Activity
For the listing below, count the lines that contain "Active" and report only the number.

Material for this task

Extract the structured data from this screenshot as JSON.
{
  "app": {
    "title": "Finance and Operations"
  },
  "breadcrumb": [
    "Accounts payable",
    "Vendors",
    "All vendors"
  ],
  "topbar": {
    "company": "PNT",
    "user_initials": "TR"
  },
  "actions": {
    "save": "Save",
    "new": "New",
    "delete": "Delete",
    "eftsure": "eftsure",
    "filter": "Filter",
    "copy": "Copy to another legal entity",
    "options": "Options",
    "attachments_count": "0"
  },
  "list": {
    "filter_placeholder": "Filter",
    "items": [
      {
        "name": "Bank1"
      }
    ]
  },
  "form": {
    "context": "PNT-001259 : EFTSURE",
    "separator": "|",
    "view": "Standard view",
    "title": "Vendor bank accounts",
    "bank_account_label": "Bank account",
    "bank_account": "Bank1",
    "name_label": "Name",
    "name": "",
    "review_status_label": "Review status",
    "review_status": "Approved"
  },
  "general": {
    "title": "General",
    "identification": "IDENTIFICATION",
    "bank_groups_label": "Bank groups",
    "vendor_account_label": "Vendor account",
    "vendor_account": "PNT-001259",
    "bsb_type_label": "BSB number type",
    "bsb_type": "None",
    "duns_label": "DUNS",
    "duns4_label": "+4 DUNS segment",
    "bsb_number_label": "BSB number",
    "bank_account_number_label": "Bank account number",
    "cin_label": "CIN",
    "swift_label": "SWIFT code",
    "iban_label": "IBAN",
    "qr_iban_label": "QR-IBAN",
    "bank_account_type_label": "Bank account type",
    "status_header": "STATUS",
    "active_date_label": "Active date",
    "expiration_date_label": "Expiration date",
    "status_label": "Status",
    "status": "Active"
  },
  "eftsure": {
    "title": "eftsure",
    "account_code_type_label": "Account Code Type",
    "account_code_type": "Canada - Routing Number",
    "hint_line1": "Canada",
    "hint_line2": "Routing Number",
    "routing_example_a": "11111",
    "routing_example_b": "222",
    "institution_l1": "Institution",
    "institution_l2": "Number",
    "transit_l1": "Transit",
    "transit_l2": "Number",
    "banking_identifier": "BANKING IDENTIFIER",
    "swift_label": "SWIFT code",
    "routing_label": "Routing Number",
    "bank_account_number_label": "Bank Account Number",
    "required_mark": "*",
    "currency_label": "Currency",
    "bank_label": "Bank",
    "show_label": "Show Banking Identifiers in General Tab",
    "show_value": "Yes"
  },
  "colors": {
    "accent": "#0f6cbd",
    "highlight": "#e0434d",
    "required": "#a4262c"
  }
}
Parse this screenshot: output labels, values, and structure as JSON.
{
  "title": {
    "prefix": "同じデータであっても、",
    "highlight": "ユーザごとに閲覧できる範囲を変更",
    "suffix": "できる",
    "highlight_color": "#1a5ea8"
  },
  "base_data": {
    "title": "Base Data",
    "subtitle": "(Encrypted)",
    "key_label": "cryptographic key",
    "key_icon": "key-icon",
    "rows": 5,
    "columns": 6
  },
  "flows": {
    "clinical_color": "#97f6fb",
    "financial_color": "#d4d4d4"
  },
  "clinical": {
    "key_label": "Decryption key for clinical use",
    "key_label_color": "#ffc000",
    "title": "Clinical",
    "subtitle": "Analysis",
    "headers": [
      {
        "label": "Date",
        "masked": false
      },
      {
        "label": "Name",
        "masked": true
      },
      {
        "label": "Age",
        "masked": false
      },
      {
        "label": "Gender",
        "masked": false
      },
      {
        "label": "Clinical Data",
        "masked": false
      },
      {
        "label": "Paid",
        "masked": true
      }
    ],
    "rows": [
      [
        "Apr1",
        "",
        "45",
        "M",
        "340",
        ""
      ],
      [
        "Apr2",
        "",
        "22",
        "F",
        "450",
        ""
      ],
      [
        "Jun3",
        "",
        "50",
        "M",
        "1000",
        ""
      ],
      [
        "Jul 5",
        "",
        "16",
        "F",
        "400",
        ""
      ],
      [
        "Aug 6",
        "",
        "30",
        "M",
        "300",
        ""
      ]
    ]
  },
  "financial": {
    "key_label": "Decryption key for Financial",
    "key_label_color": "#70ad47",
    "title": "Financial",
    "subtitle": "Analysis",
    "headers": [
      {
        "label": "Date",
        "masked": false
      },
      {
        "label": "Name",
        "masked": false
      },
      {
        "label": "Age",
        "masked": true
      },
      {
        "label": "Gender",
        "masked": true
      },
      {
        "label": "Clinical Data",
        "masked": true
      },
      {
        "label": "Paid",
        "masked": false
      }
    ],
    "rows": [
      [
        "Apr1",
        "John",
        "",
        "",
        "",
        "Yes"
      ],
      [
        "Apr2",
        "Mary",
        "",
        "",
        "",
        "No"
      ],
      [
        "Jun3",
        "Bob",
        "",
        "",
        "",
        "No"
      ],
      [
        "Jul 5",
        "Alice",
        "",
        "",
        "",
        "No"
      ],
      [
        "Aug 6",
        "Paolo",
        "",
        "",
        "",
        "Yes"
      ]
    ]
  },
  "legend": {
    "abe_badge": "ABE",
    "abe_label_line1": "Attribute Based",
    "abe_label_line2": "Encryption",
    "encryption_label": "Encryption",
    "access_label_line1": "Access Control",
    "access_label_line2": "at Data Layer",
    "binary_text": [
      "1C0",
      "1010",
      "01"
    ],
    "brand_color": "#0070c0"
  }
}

Task output
2